Your task >>
Check every line of the data below for "apache". Copy each one that has it.

Page and application data records >>

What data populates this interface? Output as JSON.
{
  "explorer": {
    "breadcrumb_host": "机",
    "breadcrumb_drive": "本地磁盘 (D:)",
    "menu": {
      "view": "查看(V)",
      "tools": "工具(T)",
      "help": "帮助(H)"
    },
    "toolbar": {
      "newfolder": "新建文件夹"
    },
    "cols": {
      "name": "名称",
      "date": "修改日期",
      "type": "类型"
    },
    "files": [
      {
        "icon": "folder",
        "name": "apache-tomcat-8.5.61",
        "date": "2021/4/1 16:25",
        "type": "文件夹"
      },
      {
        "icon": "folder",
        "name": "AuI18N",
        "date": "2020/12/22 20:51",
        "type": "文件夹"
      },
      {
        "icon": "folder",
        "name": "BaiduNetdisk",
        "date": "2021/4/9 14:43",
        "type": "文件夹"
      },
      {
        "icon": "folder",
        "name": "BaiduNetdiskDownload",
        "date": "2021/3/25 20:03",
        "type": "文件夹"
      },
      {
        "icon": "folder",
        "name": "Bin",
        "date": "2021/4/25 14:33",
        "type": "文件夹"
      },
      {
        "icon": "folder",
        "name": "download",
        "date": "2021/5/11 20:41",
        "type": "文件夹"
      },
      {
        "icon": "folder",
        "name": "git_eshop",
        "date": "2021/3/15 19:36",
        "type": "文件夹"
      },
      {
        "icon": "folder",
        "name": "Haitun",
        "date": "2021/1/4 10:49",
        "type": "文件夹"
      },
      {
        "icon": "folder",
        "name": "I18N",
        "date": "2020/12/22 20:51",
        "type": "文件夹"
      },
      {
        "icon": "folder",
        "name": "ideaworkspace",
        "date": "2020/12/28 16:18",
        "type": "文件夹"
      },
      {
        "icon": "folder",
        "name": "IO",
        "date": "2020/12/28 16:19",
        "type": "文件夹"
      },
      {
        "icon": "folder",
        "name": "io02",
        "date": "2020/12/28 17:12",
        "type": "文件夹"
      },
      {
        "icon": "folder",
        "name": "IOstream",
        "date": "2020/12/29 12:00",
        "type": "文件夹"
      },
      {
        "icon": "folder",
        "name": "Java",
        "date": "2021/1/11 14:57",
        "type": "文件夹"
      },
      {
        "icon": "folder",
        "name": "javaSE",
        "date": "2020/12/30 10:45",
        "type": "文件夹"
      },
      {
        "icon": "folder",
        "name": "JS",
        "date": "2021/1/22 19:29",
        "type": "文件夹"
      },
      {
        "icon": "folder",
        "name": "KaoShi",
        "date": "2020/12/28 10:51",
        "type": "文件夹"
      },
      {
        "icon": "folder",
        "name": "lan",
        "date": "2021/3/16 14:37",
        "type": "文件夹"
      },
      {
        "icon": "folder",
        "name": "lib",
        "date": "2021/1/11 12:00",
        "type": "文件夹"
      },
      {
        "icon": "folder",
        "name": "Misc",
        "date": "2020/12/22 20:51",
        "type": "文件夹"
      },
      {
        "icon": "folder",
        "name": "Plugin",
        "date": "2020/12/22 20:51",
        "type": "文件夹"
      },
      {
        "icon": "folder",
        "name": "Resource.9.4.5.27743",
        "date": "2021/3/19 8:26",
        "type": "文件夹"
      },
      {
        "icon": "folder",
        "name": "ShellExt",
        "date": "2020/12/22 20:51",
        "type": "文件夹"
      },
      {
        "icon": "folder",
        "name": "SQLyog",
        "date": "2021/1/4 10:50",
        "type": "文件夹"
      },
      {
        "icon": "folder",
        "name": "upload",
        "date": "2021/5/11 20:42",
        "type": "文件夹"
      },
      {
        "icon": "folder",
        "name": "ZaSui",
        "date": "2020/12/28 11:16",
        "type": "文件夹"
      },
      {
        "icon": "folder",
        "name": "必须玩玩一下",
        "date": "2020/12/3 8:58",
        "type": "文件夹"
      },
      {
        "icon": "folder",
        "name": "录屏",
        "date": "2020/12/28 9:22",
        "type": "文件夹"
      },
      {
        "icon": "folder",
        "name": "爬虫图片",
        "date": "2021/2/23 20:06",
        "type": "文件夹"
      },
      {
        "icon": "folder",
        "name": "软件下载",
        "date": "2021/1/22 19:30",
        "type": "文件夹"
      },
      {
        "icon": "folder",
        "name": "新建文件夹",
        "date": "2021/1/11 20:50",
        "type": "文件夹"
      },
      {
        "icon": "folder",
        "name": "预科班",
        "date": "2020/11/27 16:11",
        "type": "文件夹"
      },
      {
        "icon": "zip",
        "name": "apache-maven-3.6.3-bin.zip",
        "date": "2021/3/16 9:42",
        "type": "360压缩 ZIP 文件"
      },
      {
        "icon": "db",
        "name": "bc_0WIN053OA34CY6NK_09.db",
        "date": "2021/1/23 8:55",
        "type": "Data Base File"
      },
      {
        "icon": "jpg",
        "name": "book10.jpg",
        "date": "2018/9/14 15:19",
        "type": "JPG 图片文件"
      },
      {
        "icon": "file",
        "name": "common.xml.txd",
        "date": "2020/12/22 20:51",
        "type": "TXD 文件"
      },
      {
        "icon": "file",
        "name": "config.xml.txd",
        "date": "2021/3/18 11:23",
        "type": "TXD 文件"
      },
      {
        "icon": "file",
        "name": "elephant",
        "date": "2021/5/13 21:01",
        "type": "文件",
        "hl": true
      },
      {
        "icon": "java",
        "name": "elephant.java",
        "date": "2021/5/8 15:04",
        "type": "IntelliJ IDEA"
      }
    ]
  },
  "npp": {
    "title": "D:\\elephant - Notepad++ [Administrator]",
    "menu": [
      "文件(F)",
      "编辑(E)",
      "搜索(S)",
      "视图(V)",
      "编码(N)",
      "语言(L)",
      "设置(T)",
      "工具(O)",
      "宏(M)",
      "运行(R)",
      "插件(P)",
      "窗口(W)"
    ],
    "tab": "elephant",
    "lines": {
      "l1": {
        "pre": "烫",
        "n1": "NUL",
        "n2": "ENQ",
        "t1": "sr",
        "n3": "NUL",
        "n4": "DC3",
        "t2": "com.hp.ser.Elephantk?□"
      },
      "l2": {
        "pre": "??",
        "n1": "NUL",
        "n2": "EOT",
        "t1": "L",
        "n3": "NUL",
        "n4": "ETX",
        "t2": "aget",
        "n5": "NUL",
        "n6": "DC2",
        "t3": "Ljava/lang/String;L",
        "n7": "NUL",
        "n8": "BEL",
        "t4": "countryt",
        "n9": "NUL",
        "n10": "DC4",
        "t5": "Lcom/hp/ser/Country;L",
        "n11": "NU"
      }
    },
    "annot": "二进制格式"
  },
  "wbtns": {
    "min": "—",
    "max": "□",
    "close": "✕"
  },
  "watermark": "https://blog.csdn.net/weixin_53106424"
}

Reply to the exercise >>
        "name": "apache-tomcat-8.5.61",
        "name": "apache-maven-3.6.3-bin.zip",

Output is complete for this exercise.